We live in a time in which it’s easier than ever to have and share an opinion. Whether it’s something as mundane as hating the color your neighbors chose to paint their house or as controversial as an opinion on healthcare, Sutton is right in that we’ve lost sight of healthy disagreement. Disparity of thought has become “you vs. me” to the point that compromise can feel hopeless—so why not unleash your vitriol? Well, fortunately we don't all want to live in that kind of world.

How do we stop the world from becoming meaner and angrier? 

While we can’t control other people’s behavior and words, we do have control over our response to them. Not indulging the other person when they try to start an argument, holding them accountable when they say something mean, and taking a nuanced perspective when working with other people (i.e. they’re not all bad or all good) can help you stop the cycle of nastiness. And, if reading the comments section really riles you up, take a break from the comments the next time you’re scrolling through your newsfeed. 

Even platforms are trying to help. Just this week, Instagram, itself, addressed the meanness that proliferates on its platform by introducing new "kindness stickers." The update includes little heart graphics created by various artists that can be added to Instagram stories in order to show an intention of goodwill. It also unveiled heightened controls for users to regulate commenting on their pages to cut down on negativity.

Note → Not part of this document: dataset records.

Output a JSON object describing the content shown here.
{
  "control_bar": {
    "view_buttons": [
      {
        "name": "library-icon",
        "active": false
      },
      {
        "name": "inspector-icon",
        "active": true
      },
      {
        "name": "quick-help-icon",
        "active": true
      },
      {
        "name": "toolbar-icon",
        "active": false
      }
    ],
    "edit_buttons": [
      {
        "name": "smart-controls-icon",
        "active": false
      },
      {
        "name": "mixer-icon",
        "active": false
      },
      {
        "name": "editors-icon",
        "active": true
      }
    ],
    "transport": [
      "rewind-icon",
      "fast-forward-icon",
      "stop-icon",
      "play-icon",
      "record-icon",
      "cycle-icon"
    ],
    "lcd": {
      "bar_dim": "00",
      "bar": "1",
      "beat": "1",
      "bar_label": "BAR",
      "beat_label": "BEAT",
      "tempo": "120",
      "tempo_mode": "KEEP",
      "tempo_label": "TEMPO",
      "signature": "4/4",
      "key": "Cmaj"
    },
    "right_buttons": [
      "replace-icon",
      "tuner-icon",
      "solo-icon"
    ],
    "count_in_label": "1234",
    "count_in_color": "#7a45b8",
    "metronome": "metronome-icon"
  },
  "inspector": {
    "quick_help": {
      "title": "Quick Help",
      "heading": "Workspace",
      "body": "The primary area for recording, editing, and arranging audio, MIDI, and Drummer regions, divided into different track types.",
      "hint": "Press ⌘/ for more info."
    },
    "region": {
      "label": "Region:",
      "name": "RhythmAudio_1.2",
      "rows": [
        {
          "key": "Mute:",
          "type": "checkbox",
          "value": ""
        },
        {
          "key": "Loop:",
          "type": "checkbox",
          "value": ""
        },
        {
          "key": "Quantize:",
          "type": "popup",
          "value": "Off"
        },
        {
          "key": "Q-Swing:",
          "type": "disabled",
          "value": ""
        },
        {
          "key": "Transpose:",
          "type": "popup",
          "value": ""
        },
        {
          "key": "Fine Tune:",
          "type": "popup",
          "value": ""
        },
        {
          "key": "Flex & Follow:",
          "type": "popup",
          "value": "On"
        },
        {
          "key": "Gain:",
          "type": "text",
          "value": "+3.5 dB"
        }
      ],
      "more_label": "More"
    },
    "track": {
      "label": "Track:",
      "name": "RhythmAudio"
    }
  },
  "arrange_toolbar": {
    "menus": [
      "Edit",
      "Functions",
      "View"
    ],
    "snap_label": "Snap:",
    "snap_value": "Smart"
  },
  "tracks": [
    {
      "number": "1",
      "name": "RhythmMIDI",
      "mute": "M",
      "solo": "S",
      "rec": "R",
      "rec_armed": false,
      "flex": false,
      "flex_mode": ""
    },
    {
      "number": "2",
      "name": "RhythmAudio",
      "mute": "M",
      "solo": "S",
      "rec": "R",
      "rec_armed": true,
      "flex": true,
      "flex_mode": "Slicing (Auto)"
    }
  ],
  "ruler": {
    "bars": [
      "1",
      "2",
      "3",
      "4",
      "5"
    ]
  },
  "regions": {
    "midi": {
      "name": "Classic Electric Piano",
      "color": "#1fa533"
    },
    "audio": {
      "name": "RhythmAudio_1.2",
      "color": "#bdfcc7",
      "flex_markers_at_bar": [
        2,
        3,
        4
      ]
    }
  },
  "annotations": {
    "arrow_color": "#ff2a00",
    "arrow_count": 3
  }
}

As Sutton pointed out to New York Magazine, “The more assholes you’re around, the more asshole-y you get.” As a therapist I can say that it really does require a concerted effort to, as we often say, “rise above.” Recognizing when you’re exposed to a jerk and choosing to not perpetuate the cycle (even if it’s hard to do!) is a small yet effective way to fill the world with more of what’s good and the positive. Sutton says, despite popular belief to the contrary, “people who treat each other with some civility generally do better.” So be a ray of light in the world, not the person always gunning for the last word.